*** Block opens ***

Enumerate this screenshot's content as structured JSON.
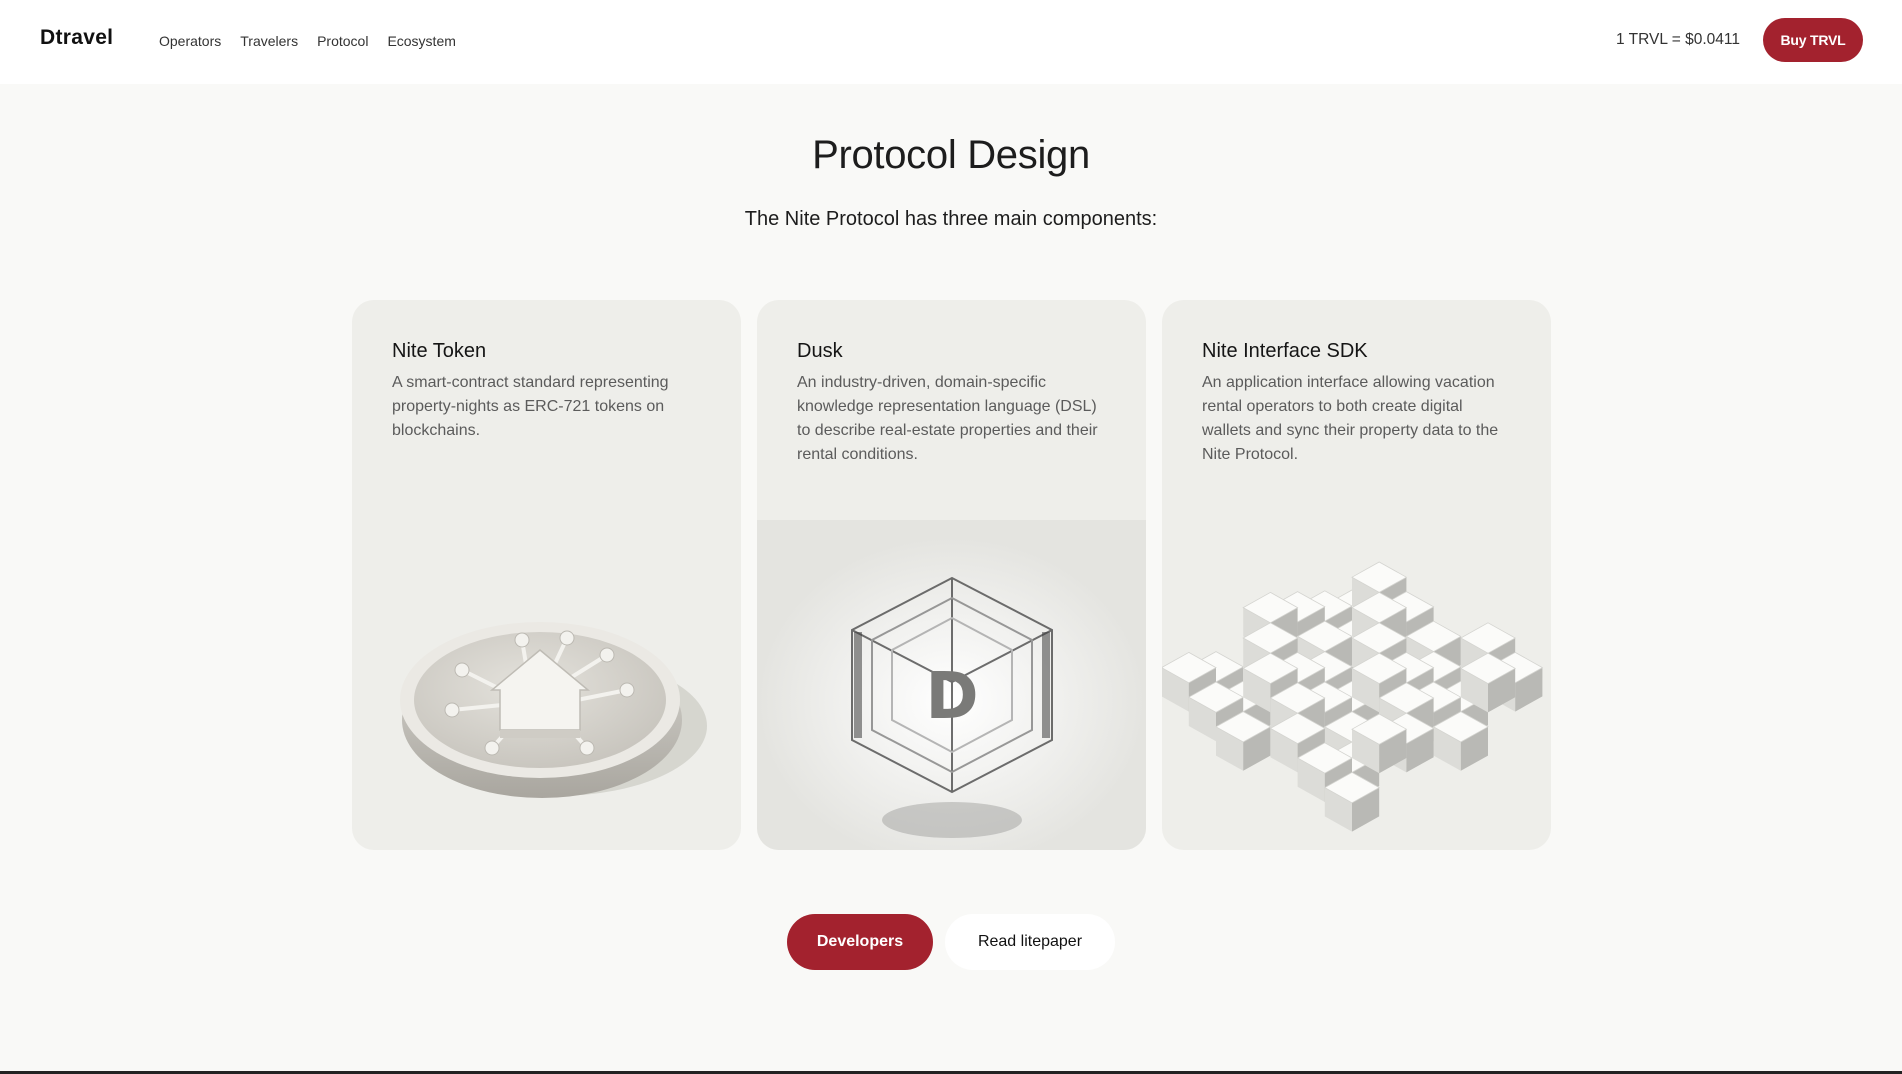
{
  "header": {
    "logo": "Dtravel",
    "nav": [
      {
        "label": "Operators"
      },
      {
        "label": "Travelers"
      },
      {
        "label": "Protocol"
      },
      {
        "label": "Ecosystem"
      }
    ],
    "price": "1 TRVL = $0.0411",
    "buy_label": "Buy TRVL"
  },
  "section": {
    "title": "Protocol Design",
    "subtitle": "The Nite Protocol has three main components:"
  },
  "cards": [
    {
      "title": "Nite Token",
      "description": "A smart-contract standard representing property-nights as ERC-721 tokens on blockchains.",
      "illustration": "house-coin-illustration"
    },
    {
      "title": "Dusk",
      "description": "An industry-driven, domain-specific knowledge representation language (DSL) to describe real-estate properties and their rental conditions.",
      "illustration": "glass-cube-d-illustration"
    },
    {
      "title": "Nite Interface SDK",
      "description": "An application interface allowing vacation rental operators to both create digital wallets and sync their property data to the Nite Protocol.",
      "illustration": "cube-grid-illustration"
    }
  ],
  "actions": {
    "primary_label": "Developers",
    "secondary_label": "Read litepaper"
  },
  "colors": {
    "accent": "#a3222e",
    "card_background": "#eeeeea",
    "page_background": "#f9f9f7"
  }
}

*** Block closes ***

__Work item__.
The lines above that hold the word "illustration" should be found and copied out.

__Answer section__.
      "illustration": "house-coin-illustration"
      "illustration": "glass-cube-d-illustration"
      "illustration": "cube-grid-illustration"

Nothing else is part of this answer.